Mediated Voyeurism and Female Sport Fans

Document Type

Student Presentation

Presentation Date


Faculty Sponsor

Laurel Traynowicz

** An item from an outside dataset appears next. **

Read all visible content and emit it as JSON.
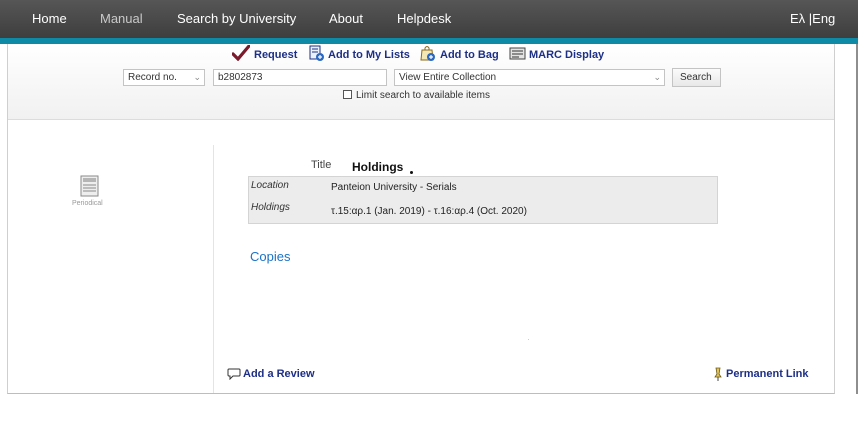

Female fans of professional hockey have an embattled past. While most female hockey spectators are fans of the sport, a notable segment of these female spectators, “puck bunnies”—women who focus on the players and not the sport—draw a disproportionate amount of attention. Limited academic research is available on this category of fan, and most of it focuses on the motivation of women who seek out male hockey players for their own benefit. Yet, the social behavior of these fans, especially as tempered by social media, is of academic significance. For this study, female spectators of professional hockey were observed over a two-month span during the 2013-14 season. One of their primary activities, using smartphones during games, became the focus of this study. The specific aim of this research was to infiltrate and better understand mediated forms of online, premeditated voyeurism and fan-athlete interaction. Data were collected by means of social media observation, athlete/fan interviews, field observations, and confederate infiltration. Preliminary data analysis revealed that mediated voyeurism through the channels of Twitter and Instagram offered female fans accelerated, inconspicuous access to professional hockey athletes. Additional findings pertaining to sexual advances through mediated voyeurism will be presented, and implications for future research drawn.

This document is currently not available here.